Owners are the villains of the world of sports. They are curmudgeonly ogres with pin-striped vests and cigars. They are distant and aloof in their plush private boxes. Invariably, they are moguls from the business world who covet a toy only the richest of the rich can afford. No one loves them.
Owners squabble with their athletes over salaries and incur the wrath of fans when they raise ticket prices.
How could they be loved?
Bob Bell never quite fit the profile. He always seemed to be more like one of the fans.
Maybe it was the nature of the team he owned and the sport it played, but Bell always seemed like the guy playing doubles on the next court . . . or maybe jogging past the house. He was somebody you'd see in the grocery store.
Nothing was uppity about Bell. You didn't need to go through two secretaries, three public relations persons and a vice president to talk to him. You called Bell and you got Bell.
When Bell's team played, he sat in what was called a private box. It was about as private as a bus stop. It was more the last row of the loge level seating, but they called it the owner's box.
When the Sockers' season opens next month, Bob Bell will no longer occupy the owner's box . . . unless he's invited. He relinquished his share of the ownership and his position as co-managing general partner this week, when a group called Sockers Management Inc. took over.
I caught up with Bell Thursday as he was cleaning out his office at the Sports Arena. He was about to drive away from a franchise he bought exactly 10 years ago to the day, and it was not a happy anniversary. He repeatedly insisted he was leaving with no bitterness and no regrets, as if just saying it would make him feel better.
Bell's problem, his undoing, was that he was not a rich tycoon with millions to squander. In today's world of sports, he was working with a shoe box full of petty cash.
Not that he was poor. He just wasn't Alex Spanos or Joan Kroc or Gene Klein. He was into sports ownership with his life savings, not his fun money.
Bell made his bucks investing in precious metals. His timing was good, and he parlayed investment upon investment until he was rich beyond the dreams of his boyhood in Philadelphia, which isn't to say he was as rich as the ranks of the entrepreneurs of professional sports.
One thing his boyhood dreams did not include was soccer.
"If you tried to play soccer when I was growing up in Philly," he said, "you'd get beaten with a baseball bat."
In fact, Bell never touched a soccer ball until he owned a team that kicked it. Ironically, he acquired the team in much the same way that he lost it.
He bought a nibble here and a nibble there because the previous owner was strapped financially. He moved the franchise to San Diego in 1978 from Las Vegas, and he owned 95% of the team by 1980.
This would be the most successful franchise the city has ever had, at least artistically. It won five consecutive indoor titles in two leagues before the streak was snapped in the Major Indoor Soccer League last season.
However, this franchise was a fiscal fiasco, partially because Bell, according to his accounting, lingered for too long in the ill-fated outdoor game.

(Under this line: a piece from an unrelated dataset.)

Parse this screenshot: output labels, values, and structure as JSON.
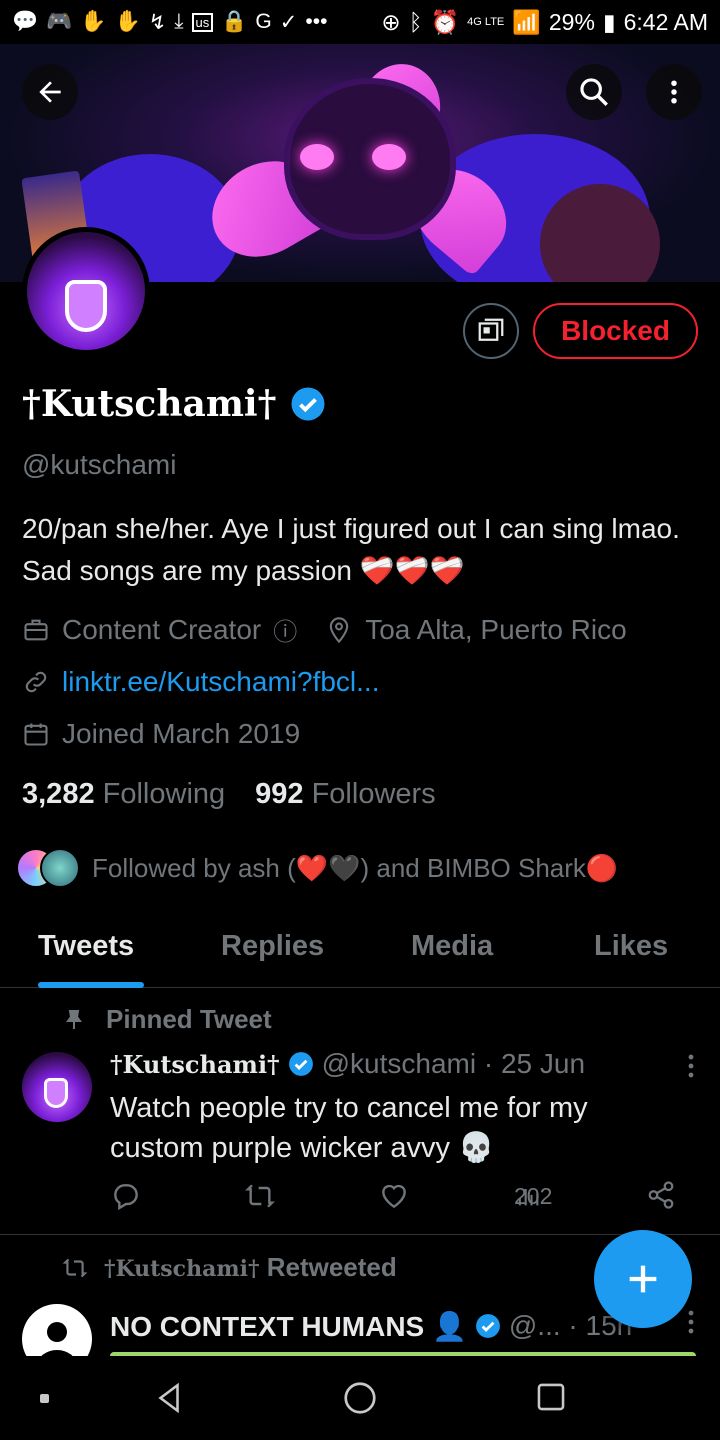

He started selling a nibble here and, frankly, a gulp there in 1984. It came down to one last big gulp, the last 17 1/2% slice of pie, and it disappeared this week.
"It was like when I was in commodities," he said. "You buy a position, but you have to meet margin calls to keep your position if the market drops. I just got into position with the Sockers where I couldn't make any more margin calls."
After all those years of hoping to see the light, Bell saw it . . . and it was coming from the hole in the bottom of the piggy bank. His erstwhile partners, Ron Fowler and Co., would cover the debt and operating costs, and that was enough to take control of the franchise.
"I get off the hook for a lot of debt," Bell said, "and I don't have to put any more money in."
And he has put a lot of money into this endeavor. He estimates his losses over the 10 years at $9 million, $6 million of that outdoors.
What he comes away with are memories.
"You can't put a price tag on memories," he said. "And you can't put a price tag on satisfaction and happiness and friendships."
Bell also comes away with five championship rings. He keeps them in a little box at home, and looks in on them every day. Each one brings back different memories, but his favorite ring is the one representing the 1982-83 MISL championship. That team was supposed to be too old and too slow to win, but it won the second of those five consecutive titles.
Now, of course, Bell must get on with life.
"I guess I'll have to get back out into the world and try to rebuild my fortune," he said, smiling a smile he probably didn't really feel. "I'll find something I love to do and I'll do it."
Sometime in the weeks or months to come, the Sockers' new management should have a night for Bob Bell. The man deserves to be recognized for what he has done. He has been a fine caretaker for a franchise the community didn't even know it wanted when he brought it to town.
Maybe it sounds silly, having a night for a former owner. Folks just don't express that kind of kindness for owners. Not normally. In this case, it's appropriate.
Bob Bell does not, to be sure, have a number to be retired. Heck, if he could have retired a number, he'd still be the owner. He would have retired $9 million in debt.